◆ Directions for this task ◆
What you return must be the full data, repeated verbatim, with no pictures in it.

(Dataset entries)

◆ ◆ ◆ ◆ ◆ ◆ ◆

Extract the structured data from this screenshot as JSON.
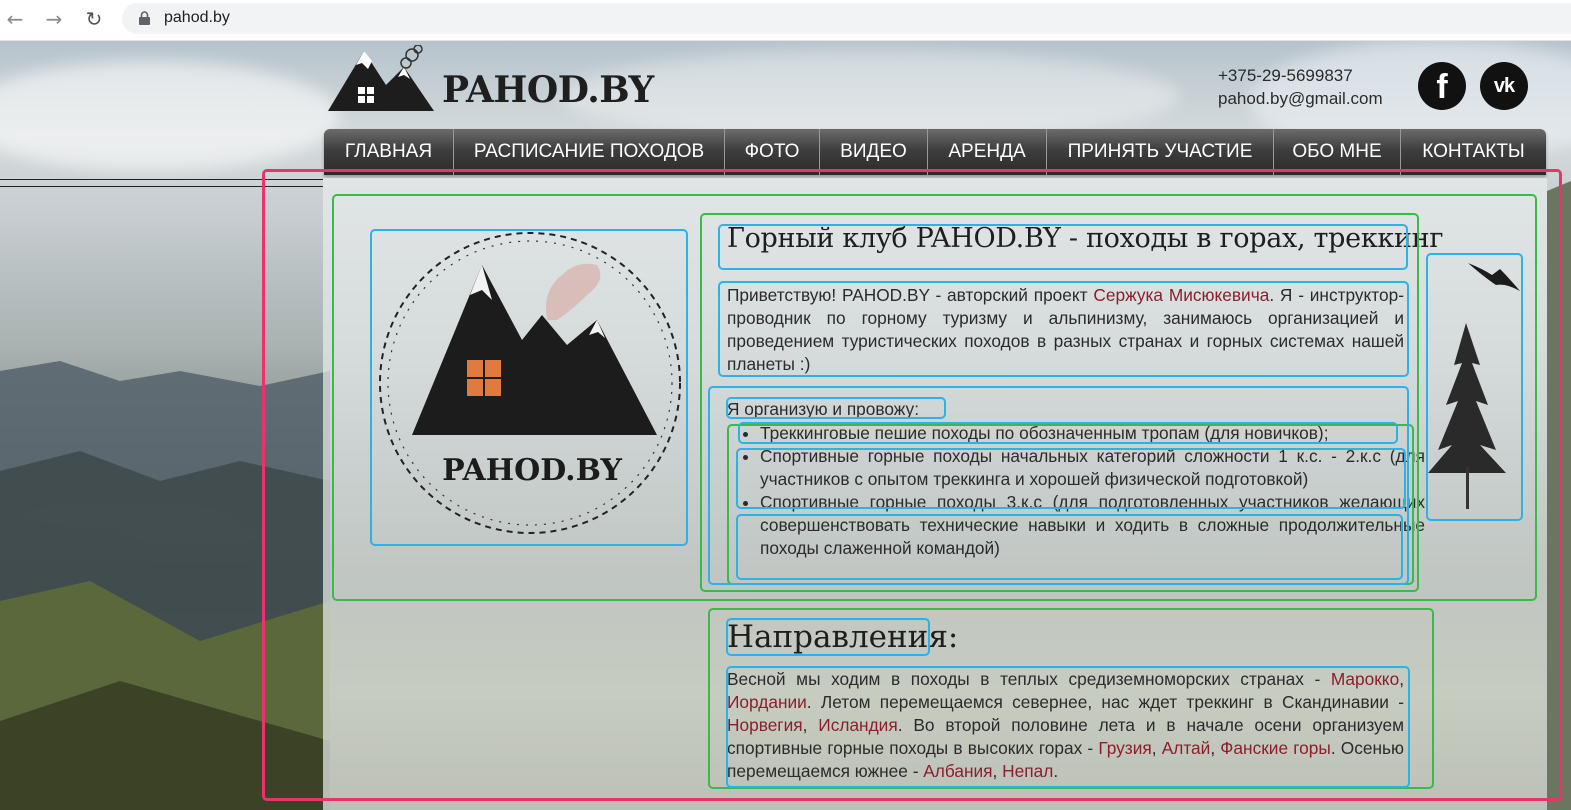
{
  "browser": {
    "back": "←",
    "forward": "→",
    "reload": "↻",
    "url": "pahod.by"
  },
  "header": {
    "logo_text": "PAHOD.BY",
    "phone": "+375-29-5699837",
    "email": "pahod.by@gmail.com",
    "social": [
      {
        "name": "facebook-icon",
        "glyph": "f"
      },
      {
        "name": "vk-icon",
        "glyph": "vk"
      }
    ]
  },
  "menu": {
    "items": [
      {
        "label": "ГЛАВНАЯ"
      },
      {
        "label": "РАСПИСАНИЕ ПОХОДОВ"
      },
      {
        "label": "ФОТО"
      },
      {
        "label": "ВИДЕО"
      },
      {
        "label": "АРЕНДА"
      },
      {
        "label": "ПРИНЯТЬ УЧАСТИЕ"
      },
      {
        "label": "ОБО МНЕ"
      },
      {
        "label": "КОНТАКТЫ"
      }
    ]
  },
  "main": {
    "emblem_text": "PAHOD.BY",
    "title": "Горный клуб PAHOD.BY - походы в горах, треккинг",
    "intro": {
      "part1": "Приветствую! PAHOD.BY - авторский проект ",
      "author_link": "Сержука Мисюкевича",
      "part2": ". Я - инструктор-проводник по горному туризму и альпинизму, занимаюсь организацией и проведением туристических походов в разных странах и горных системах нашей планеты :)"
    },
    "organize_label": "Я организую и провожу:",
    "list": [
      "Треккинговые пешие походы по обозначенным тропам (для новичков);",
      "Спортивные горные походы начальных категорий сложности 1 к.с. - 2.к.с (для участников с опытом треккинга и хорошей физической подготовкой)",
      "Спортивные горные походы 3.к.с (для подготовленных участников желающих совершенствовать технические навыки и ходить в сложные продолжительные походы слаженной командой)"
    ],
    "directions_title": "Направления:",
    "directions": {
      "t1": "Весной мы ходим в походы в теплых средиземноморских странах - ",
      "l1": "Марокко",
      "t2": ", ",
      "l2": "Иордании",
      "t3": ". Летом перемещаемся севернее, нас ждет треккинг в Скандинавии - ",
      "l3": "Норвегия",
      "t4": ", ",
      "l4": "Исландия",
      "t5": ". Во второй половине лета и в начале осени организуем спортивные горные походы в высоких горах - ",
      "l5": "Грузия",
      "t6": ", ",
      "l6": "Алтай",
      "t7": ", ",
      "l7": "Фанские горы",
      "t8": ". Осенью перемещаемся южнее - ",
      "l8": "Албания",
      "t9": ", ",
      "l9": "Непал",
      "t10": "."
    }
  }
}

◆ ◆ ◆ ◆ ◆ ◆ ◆

◆ Response box ◆
Extract the structured data from this screenshot as JSON.
{
  "browser": {
    "back": "←",
    "forward": "→",
    "reload": "↻",
    "url": "pahod.by"
  },
  "header": {
    "logo_text": "PAHOD.BY",
    "phone": "+375-29-5699837",
    "email": "pahod.by@gmail.com",
    "social": [
      {
        "name": "facebook-icon",
        "glyph": "f"
      },
      {
        "name": "vk-icon",
        "glyph": "vk"
      }
    ]
  },
  "menu": {
    "items": [
      {
        "label": "ГЛАВНАЯ"
      },
      {
        "label": "РАСПИСАНИЕ ПОХОДОВ"
      },
      {
        "label": "ФОТО"
      },
      {
        "label": "ВИДЕО"
      },
      {
        "label": "АРЕНДА"
      },
      {
        "label": "ПРИНЯТЬ УЧАСТИЕ"
      },
      {
        "label": "ОБО МНЕ"
      },
      {
        "label": "КОНТАКТЫ"
      }
    ]
  },
  "main": {
    "emblem_text": "PAHOD.BY",
    "title": "Горный клуб PAHOD.BY - походы в горах, треккинг",
    "intro": {
      "part1": "Приветствую! PAHOD.BY - авторский проект ",
      "author_link": "Сержука Мисюкевича",
      "part2": ". Я - инструктор-проводник по горному туризму и альпинизму, занимаюсь организацией и проведением туристических походов в разных странах и горных системах нашей планеты :)"
    },
    "organize_label": "Я организую и провожу:",
    "list": [
      "Треккинговые пешие походы по обозначенным тропам (для новичков);",
      "Спортивные горные походы начальных категорий сложности 1 к.с. - 2.к.с (для участников с опытом треккинга и хорошей физической подготовкой)",
      "Спортивные горные походы 3.к.с (для подготовленных участников желающих совершенствовать технические навыки и ходить в сложные продолжительные походы слаженной командой)"
    ],
    "directions_title": "Направления:",
    "directions": {
      "t1": "Весной мы ходим в походы в теплых средиземноморских странах - ",
      "l1": "Марокко",
      "t2": ", ",
      "l2": "Иордании",
      "t3": ". Летом перемещаемся севернее, нас ждет треккинг в Скандинавии - ",
      "l3": "Норвегия",
      "t4": ", ",
      "l4": "Исландия",
      "t5": ". Во второй половине лета и в начале осени организуем спортивные горные походы в высоких горах - ",
      "l5": "Грузия",
      "t6": ", ",
      "l6": "Алтай",
      "t7": ", ",
      "l7": "Фанские горы",
      "t8": ". Осенью перемещаемся южнее - ",
      "l8": "Албания",
      "t9": ", ",
      "l9": "Непал",
      "t10": "."
    }
  }
}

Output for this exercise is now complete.